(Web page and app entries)
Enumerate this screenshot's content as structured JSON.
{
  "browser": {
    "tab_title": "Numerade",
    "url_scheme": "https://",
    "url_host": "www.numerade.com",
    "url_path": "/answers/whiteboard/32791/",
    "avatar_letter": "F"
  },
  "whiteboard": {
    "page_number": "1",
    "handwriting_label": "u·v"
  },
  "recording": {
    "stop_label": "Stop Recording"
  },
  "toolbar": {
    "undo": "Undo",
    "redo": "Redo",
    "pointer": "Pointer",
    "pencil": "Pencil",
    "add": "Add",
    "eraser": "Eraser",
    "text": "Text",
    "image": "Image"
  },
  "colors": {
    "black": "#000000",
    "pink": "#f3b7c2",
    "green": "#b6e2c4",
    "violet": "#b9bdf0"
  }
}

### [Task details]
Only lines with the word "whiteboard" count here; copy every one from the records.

### [Response to the exercise]
    "url_path": "/answers/whiteboard/32791/",
  "whiteboard": {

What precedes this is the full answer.